ENTRIES PROVIDED =
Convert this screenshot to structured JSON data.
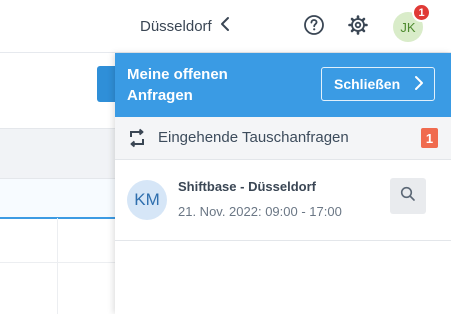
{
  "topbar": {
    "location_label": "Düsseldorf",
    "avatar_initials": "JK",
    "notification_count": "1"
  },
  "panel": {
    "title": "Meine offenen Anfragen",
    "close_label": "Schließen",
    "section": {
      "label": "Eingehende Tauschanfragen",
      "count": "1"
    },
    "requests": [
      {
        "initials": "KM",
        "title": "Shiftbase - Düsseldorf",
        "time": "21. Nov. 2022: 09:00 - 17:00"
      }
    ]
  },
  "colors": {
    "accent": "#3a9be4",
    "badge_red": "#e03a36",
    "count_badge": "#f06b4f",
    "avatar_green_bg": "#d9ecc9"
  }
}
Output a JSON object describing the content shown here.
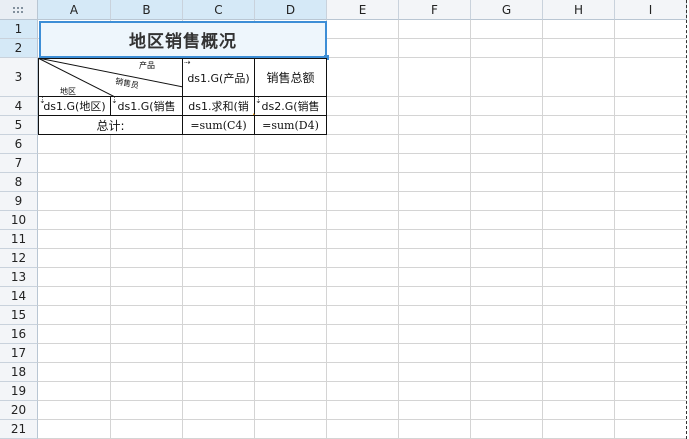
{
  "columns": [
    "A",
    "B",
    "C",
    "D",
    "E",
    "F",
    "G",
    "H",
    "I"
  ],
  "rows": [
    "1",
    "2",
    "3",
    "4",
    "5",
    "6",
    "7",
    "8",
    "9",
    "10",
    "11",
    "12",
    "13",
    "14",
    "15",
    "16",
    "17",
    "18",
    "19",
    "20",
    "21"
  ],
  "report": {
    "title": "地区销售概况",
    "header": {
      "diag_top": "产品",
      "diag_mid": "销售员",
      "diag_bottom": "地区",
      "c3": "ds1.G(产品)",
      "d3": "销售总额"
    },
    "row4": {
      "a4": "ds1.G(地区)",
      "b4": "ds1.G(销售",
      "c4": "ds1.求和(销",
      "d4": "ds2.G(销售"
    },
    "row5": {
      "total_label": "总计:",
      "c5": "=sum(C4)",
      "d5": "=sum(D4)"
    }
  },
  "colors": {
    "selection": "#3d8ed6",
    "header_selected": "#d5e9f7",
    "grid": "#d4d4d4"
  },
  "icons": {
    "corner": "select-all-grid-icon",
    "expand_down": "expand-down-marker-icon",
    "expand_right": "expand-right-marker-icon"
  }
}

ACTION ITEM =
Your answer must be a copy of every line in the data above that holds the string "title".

WRITTEN SOLUTION =
    "title": "Meine offenen Anfragen",
        "title": "Shiftbase - Düsseldorf",
    "title": "地区销售概况",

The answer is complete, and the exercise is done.